In parallel to the much hyped Cloud computing trend, there is another, less vocal movement which I can best describe as ‘keeping content with you, especially in the home’. Cory Doctrow discussed the tradoff between memory and the network and said in  : Not every cloud has a silver lining

It’s inconceivable to me that network access will ever overtake CPU or hard-drive for cost, reliability and performance. Today, you can buy a terabyte of storage for £57. Unless you’re recording hundreds of hours’ worth of telly, you’d be hard-pressed to fill such a drive.

In other words, not all content will be in the cloud at all times.

Video and the impact on the network

Network bandwidth issues have been well publicised and LTE is only part of the solution but not the ultimate solution because the network can scale only so much both for cost and for performance

Thus, networks continue to struggle with news that (via CNN) ATT will soon cap its DSL bandwidth at 150G per month, which is bad news for Netflix . As the CNN article says – Nielsen recently estimated the typical customer is streaming around 11 hours of video from Netflix’s website per month.

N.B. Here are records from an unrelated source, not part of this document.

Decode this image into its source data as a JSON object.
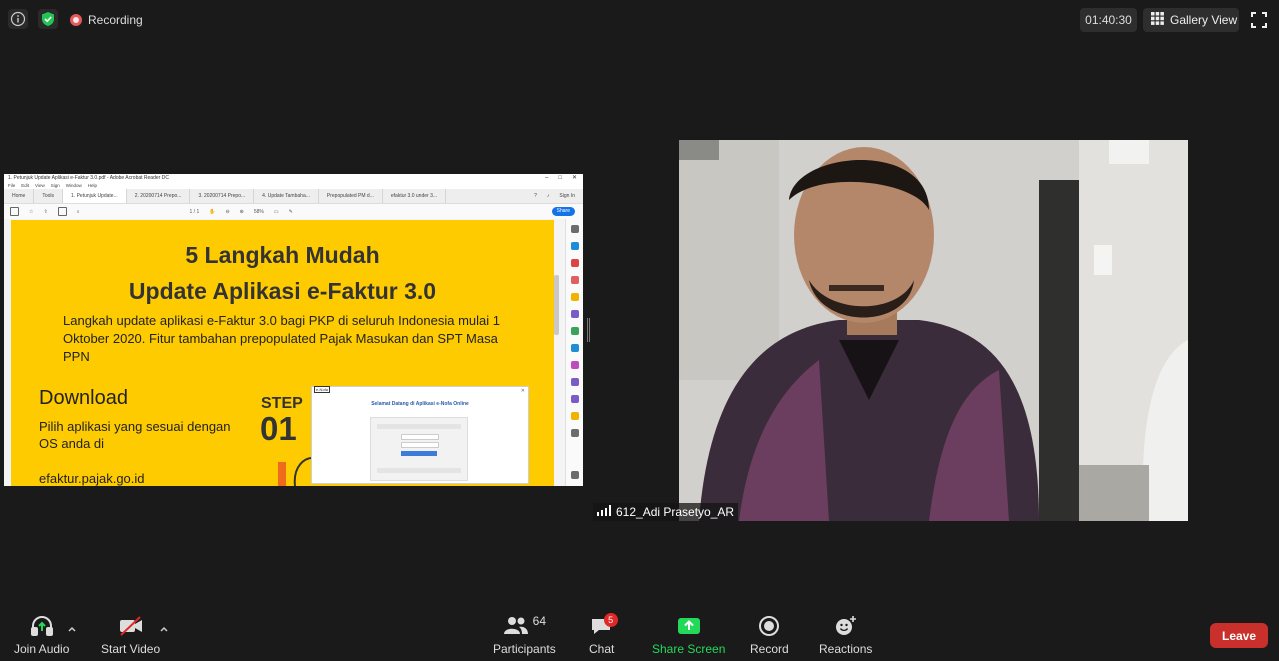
{
  "top_bar": {
    "recording_label": "Recording",
    "timer": "01:40:30",
    "view_label": "Gallery View"
  },
  "shared_screen": {
    "window_title": "1. Petunjuk Update Aplikasi e-Faktur 3.0.pdf - Adobe Acrobat Reader DC",
    "menu": [
      "File",
      "Edit",
      "View",
      "Sign",
      "Window",
      "Help"
    ],
    "tabs": [
      "Home",
      "Tools",
      "1. Petunjuk Update...",
      "2. 20200714 Prepo...",
      "3. 20200714 Prepo...",
      "4. Update Tambaha...",
      "Prepopulated PM d...",
      "efaktur 3.0 under 3..."
    ],
    "sign_in": "Sign In",
    "page_indicator": "1 / 1",
    "zoom": "58%",
    "share_btn": "Share",
    "heading_line1": "5 Langkah Mudah",
    "heading_line2": "Update Aplikasi e-Faktur 3.0",
    "lead_text": "Langkah update aplikasi e-Faktur 3.0 bagi PKP di seluruh Indonesia mulai 1 Oktober 2020. Fitur tambahan prepopulated Pajak Masukan dan SPT Masa PPN",
    "download_title": "Download",
    "download_text": "Pilih aplikasi yang sesuai dengan OS anda di",
    "download_url": "efaktur.pajak.go.id",
    "step_label": "STEP",
    "step_number": "01",
    "screenshot_title": "Selamat Datang di Aplikasi e-Nofa Online"
  },
  "participant": {
    "name": "612_Adi Prasetyo_AR"
  },
  "toolbar": {
    "join_audio": "Join Audio",
    "start_video": "Start Video",
    "participants": "Participants",
    "participants_count": "64",
    "chat": "Chat",
    "chat_badge": "5",
    "share_screen": "Share Screen",
    "record": "Record",
    "reactions": "Reactions",
    "leave": "Leave"
  },
  "colors": {
    "background": "#1a1a1a",
    "share_green": "#23d959",
    "leave_red": "#c9302c",
    "badge_red": "#e02828",
    "pdf_yellow": "#fecb00",
    "recording_dot": "#e25a5a"
  },
  "icons": [
    "info-icon",
    "shield-check-icon",
    "record-dot-icon",
    "grid-icon",
    "fullscreen-icon",
    "headphones-icon",
    "video-off-icon",
    "chevron-up-icon",
    "participants-icon",
    "chat-icon",
    "share-screen-icon",
    "record-icon",
    "reactions-icon",
    "signal-bars-icon"
  ]
}
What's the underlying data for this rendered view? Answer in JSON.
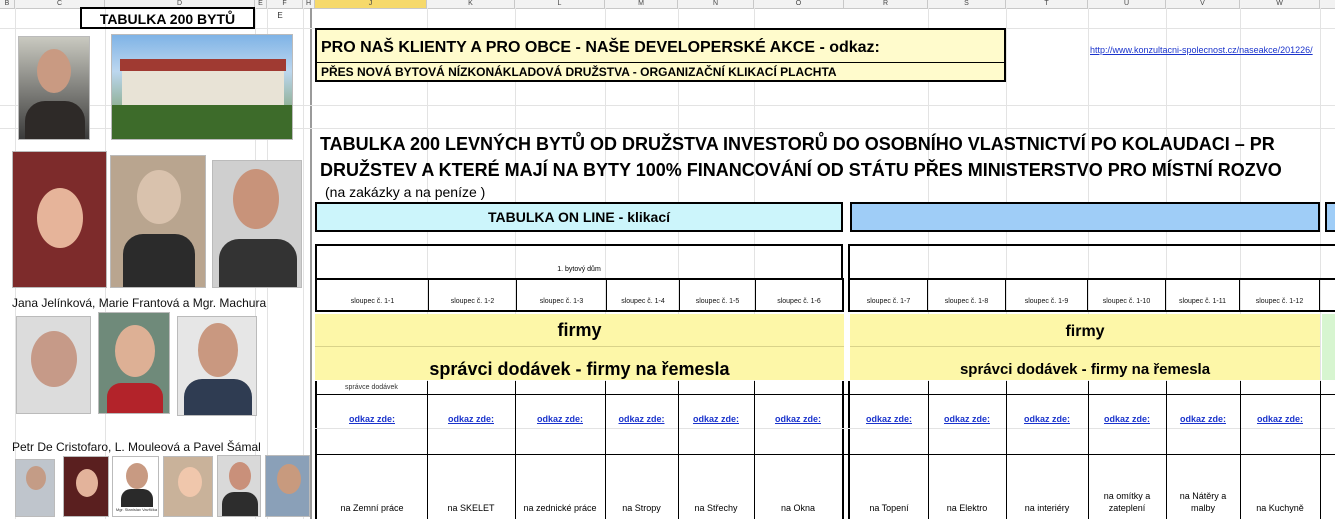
{
  "column_headers": [
    "B",
    "C",
    "D",
    "E",
    "F",
    "H",
    "J",
    "K",
    "L",
    "M",
    "N",
    "O",
    "R",
    "S",
    "T",
    "U",
    "V",
    "W"
  ],
  "title_cell": "TABULKA 200 BYTŮ",
  "column_e_label": "E",
  "promo": {
    "line1": "PRO NAŠ KLIENTY A PRO OBCE - NAŠE DEVELOPERSKÉ AKCE - odkaz:",
    "line2": "PŘES NOVÁ BYTOVÁ NÍZKONÁKLADOVÁ DRUŽSTVA - ORGANIZAČNÍ KLIKACÍ PLACHTA",
    "url": "http://www.konzultacni-spolecnost.cz/naseakce/201226/"
  },
  "headline": {
    "line1": "TABULKA 200 LEVNÝCH BYTŮ OD DRUŽSTVA INVESTORŮ DO OSOBNÍHO VLASTNICTVÍ PO KOLAUDACI – PR",
    "line2": "DRUŽSTEV A KTERÉ MAJÍ NA BYTY 100% FINANCOVÁNÍ OD STÁTU PŘES MINISTERSTVO PRO MÍSTNÍ ROZVO",
    "note": "(na zakázky a na peníze )"
  },
  "online_table_label": "TABULKA ON LINE - klikací",
  "house_label": "1. bytový dům",
  "captions": {
    "group1": "Jana Jelínková, Marie Frantová a Mgr. Machura",
    "group2": "Petr De Cristofaro, L. Mouleová a Pavel Šámal",
    "photo_sign": "Mgr. Stanislav Vavřička"
  },
  "firms_label": "firmy",
  "managers_label": "správci dodávek - firmy na řemesla",
  "managers_small": "správce dodávek",
  "columns": [
    {
      "col": "sloupec č. 1-1",
      "link": "odkaz zde:",
      "trade": "na Zemní práce"
    },
    {
      "col": "sloupec č. 1-2",
      "link": "odkaz zde:",
      "trade": "na SKELET"
    },
    {
      "col": "sloupec č. 1-3",
      "link": "odkaz zde:",
      "trade": "na zednické práce"
    },
    {
      "col": "sloupec č. 1-4",
      "link": "odkaz zde:",
      "trade": "na Stropy"
    },
    {
      "col": "sloupec č. 1-5",
      "link": "odkaz zde:",
      "trade": "na Střechy"
    },
    {
      "col": "sloupec č. 1-6",
      "link": "odkaz zde:",
      "trade": "na Okna"
    },
    {
      "col": "sloupec č. 1-7",
      "link": "odkaz zde:",
      "trade": "na Topení"
    },
    {
      "col": "sloupec č. 1-8",
      "link": "odkaz zde:",
      "trade": "na Elektro"
    },
    {
      "col": "sloupec č. 1-9",
      "link": "odkaz zde:",
      "trade": "na interiéry"
    },
    {
      "col": "sloupec č. 1-10",
      "link": "odkaz zde:",
      "trade": "na omítky a zateplení"
    },
    {
      "col": "sloupec č. 1-11",
      "link": "odkaz zde:",
      "trade": "na Nátěry a malby"
    },
    {
      "col": "sloupec č. 1-12",
      "link": "odkaz zde:",
      "trade": "na Kuchyně"
    }
  ],
  "colors": {
    "yellow": "#fffbcc",
    "cyan": "#ccf5fb",
    "blue": "#9fcdf7",
    "green": "#d7f5d0",
    "link": "#1a33cc"
  }
}
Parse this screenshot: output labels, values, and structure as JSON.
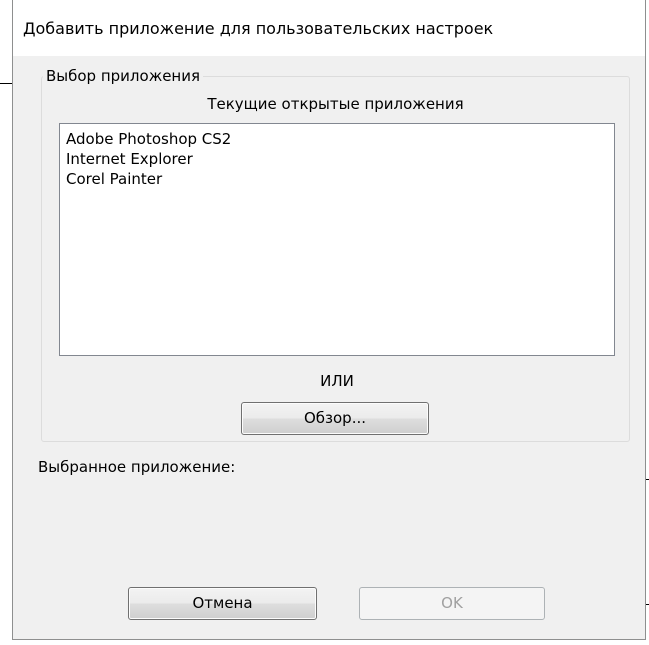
{
  "dialog": {
    "title": "Добавить приложение для пользовательских настроек"
  },
  "selection_group": {
    "legend": "Выбор приложения",
    "list_heading": "Текущие открытые приложения",
    "applications": [
      "Adobe Photoshop CS2",
      "Internet Explorer",
      "Corel Painter"
    ],
    "or_label": "ИЛИ",
    "browse_label": "Обзор..."
  },
  "selected_app": {
    "label": "Выбранное приложение:"
  },
  "footer": {
    "cancel_label": "Отмена",
    "ok_label": "OK",
    "ok_enabled": false
  },
  "colors": {
    "dialog_bg": "#f0f0f0",
    "title_bg": "#ffffff",
    "disabled_text": "#a0a0a0",
    "callout_line": "#000000"
  }
}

However, Nielsen’s data is based on PC and laptop usage only and doesn’t include any streams accessed via iPads, Roku set-top boxes, Blu-ray players or any of the other 250 devices Netflix’s streaming service is now available on. These devices have arguably been the biggest driver for the company’s online video growth, and they’re likely to also have a significant impact on many people’s bandwidth consumption.

Furthermore, people have an unlimited capability to communicate digitally .. SMS has demonstrated that trend very well.  So will video (if you consider ‘social media video content’ i.e. video created by users).

Finally, there is the case of http streaming

Apple has proposed HTTP streaming feature as IETF standard to overcome the limitations of the Real time streaming protocol. Even Adobe, which supported its proprietary RTMP protocol finally seems to be supporting http streaming. Thus, considering the above arguments, we have other parallel trends which are gathering pace for storage of content within the home especially NAS – network attached storage and DLNA in conjunction with NAS. All of the above implies that there will be a parallel move to store and deliver content from the home. With the coming of tablets, this need will increase even more.

Which brings us to HQME


HQME is a standard created by Sandisk, Sony, Softbank, Orange and others to deliver content to handsets via Wi-Fi. While it has always been possible to deliver content to mobile devices via WiFi, HQME adds elements like predictive (intelligent) caching, DRM and others. Ultimately, this is expected to lead to a greater level of experience which could translate to some form of SLA for delivering content over WiFi

So, HQME is interesting because:

-              It could provide a greater experience

-              Tablets could lead to greater content consumption over WiFi

-              Network issues, which have been well publicised

-              Overall momentum in the home ecosystem

-              The momentum of http streaming

Still early days but interesting to see how this ecosystem develops